  • As well as general competitive events, the local Xcel Leisure Centre holds Gifted and Talented (G&T) events which we will signpost the children to. This allows talented pupils to develop their skills and compete alongside and against other G&T children in the local area.
  • Because we are a federation with Wyken Croft, there is an aim to increase competition between and within both schools. In some events we will work as individual schools competing against each other and in other events we will work together to create a G&T team to show the development of excellence.
  • It is our aim to hold a Sainsbury’s School Games day this year. We will begin with a preliminary competitive event and then there will be a final to celebrate the talent of the gifted students. The whole key stage will watch the final to give other children an aspirational goal.

 

What impact has the Sport Premium Funding had on P.E and school sport?

We will evaluate the impact of the Sports Premium Funding as part of our normal self-evaluation and provision mapping arrangements. We will look at how well we use our Sport Premium Funding to improve the quality of P.E and sporting provision, including increasing participation in PE and sport so that all pupils develop healthy lifestyles and reach the performance and participation levels they are capable of.
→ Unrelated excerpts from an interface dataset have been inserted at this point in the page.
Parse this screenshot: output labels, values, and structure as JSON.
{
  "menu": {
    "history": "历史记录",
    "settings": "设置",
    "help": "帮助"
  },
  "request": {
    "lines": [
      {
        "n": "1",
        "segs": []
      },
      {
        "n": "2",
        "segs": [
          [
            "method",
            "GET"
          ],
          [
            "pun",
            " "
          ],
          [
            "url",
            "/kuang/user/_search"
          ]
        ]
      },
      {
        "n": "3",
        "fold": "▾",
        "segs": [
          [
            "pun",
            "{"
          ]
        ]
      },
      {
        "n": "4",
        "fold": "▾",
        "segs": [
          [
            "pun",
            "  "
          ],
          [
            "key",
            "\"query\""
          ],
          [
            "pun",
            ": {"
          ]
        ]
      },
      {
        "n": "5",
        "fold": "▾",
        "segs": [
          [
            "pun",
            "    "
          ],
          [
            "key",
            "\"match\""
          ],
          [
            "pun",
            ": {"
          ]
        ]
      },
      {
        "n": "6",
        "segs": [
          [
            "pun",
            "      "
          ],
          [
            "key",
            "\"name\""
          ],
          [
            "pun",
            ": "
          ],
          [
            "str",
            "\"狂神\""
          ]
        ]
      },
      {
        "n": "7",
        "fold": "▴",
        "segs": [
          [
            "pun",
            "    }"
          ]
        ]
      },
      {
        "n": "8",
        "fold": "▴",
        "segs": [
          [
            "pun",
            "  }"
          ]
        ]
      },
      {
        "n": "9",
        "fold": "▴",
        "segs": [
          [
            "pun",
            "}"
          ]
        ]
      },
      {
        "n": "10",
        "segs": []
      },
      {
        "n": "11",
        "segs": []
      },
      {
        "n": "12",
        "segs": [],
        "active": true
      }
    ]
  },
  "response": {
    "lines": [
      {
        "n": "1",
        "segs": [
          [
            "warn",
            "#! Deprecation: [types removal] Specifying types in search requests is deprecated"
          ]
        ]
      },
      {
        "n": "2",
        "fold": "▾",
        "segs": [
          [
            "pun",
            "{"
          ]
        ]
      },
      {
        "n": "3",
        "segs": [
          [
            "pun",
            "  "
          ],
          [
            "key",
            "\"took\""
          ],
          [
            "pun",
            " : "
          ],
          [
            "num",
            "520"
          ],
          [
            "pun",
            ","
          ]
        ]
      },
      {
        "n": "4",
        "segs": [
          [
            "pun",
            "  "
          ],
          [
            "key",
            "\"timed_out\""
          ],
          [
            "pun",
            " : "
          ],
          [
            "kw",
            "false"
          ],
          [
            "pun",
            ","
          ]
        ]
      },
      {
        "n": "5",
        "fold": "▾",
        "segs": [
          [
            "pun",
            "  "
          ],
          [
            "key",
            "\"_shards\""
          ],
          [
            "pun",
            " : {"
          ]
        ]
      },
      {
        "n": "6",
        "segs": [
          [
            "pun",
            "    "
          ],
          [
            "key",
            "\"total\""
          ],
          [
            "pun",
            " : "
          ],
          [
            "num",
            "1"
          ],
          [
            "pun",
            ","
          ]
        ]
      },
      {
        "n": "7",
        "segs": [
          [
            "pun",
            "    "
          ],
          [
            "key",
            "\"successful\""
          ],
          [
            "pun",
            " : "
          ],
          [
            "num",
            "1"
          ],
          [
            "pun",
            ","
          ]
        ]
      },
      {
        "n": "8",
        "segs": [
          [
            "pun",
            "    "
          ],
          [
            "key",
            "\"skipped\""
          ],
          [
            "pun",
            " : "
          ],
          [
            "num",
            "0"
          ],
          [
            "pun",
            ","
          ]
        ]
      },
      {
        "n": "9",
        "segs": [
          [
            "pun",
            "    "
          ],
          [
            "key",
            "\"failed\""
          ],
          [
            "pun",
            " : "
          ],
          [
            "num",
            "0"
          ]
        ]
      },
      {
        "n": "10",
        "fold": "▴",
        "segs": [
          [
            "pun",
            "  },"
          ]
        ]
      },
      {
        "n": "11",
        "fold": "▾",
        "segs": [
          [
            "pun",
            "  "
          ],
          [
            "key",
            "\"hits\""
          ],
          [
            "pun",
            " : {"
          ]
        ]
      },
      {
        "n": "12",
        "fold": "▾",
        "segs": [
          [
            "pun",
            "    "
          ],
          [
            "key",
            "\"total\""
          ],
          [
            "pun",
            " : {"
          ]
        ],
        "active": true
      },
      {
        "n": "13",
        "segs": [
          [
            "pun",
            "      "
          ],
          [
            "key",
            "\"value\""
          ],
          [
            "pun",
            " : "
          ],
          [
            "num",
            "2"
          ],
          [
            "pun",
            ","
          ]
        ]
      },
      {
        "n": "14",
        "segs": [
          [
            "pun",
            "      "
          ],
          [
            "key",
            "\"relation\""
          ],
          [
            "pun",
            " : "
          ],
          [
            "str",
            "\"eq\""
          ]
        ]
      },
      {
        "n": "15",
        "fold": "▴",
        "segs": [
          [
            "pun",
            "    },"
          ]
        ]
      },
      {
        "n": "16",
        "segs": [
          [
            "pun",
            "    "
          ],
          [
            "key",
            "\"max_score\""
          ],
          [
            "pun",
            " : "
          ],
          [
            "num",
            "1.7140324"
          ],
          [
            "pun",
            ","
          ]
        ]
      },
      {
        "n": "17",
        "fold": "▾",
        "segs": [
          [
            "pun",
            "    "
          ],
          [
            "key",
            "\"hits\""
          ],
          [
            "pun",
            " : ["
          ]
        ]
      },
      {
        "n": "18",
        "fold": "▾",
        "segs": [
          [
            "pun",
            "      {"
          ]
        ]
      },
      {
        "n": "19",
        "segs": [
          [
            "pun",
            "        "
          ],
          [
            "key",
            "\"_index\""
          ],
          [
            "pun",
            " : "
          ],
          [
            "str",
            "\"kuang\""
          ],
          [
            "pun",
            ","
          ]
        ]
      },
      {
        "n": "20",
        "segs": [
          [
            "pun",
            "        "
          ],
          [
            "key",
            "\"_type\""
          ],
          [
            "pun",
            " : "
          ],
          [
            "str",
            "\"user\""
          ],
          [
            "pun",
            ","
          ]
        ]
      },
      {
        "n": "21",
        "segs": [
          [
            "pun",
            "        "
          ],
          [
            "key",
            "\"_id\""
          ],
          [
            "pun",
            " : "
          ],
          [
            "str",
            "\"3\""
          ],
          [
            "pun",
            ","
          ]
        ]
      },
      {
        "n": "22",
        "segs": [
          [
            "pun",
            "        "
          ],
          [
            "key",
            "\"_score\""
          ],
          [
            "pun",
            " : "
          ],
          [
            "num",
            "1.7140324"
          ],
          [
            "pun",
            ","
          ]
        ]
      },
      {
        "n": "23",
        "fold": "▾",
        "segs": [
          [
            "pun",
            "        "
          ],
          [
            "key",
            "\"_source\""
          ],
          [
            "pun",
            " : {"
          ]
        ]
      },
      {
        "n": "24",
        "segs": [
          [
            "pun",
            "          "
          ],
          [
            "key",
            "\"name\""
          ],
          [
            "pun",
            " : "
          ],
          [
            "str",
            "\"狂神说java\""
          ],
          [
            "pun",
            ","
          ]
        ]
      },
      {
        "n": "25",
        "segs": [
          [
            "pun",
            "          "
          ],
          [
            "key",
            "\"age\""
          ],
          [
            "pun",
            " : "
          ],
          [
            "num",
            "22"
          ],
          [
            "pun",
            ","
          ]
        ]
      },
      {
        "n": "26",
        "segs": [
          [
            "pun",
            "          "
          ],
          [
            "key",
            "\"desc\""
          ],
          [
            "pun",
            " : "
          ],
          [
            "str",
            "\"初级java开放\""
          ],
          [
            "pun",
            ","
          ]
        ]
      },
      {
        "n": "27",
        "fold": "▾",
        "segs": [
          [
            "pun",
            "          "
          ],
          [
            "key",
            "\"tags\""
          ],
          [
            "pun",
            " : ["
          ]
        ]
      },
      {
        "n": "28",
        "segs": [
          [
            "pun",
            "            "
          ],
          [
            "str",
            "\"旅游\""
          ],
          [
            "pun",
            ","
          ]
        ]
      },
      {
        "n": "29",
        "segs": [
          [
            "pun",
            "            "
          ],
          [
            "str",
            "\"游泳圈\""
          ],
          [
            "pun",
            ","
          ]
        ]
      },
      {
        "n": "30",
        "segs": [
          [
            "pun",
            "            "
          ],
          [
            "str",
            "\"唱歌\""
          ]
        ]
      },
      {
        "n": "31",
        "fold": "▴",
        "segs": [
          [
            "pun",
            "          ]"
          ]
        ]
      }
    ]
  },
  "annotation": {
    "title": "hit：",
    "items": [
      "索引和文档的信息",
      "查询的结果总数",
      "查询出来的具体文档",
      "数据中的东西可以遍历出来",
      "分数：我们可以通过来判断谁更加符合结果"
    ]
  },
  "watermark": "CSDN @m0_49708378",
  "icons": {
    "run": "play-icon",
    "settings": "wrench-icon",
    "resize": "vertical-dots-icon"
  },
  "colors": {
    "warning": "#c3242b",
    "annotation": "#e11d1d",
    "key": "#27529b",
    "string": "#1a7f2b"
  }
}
Measuring the impact of the activities provided with Sports Premium Funding can be achieved in different ways. Already this year, we have monitored the professional development provided by Paul Cowie and Paul Riddington for staff. This will be an ongoing process throughout the year. Staff questionnaires, pupil voice, child questionnaires and minutes from meetings will all provide evidence of impact for the Sports Premium Funding.

In addition to monitoring the support in teaching and learning staff receive, teachers will be observed before and after professional development has been delivered. This will enable teaching staff to have individually tailored targets set as well as structuring support to meet these specific targets. At the end of the teaching and learning support, staff will be observed to check their progress towards these targets. Further support will then be decided from these observations. This will help measure impact of professional development towards improved teaching and learning in P.E and school sport.

We will look at progress in PE as well as other areas of development such as self-esteem, confidence and the numbers of pupils involved in sporting activities in and out of school. We feel that the measurement of impact upon attainment will develop over the next 2 years. As a school we would hope to see improvements in the children’s progress in P.E, however this may not be measurable for all year groups/ classes until the end of the next academic year. This is as a result of the newly introduced assessment procedure and format.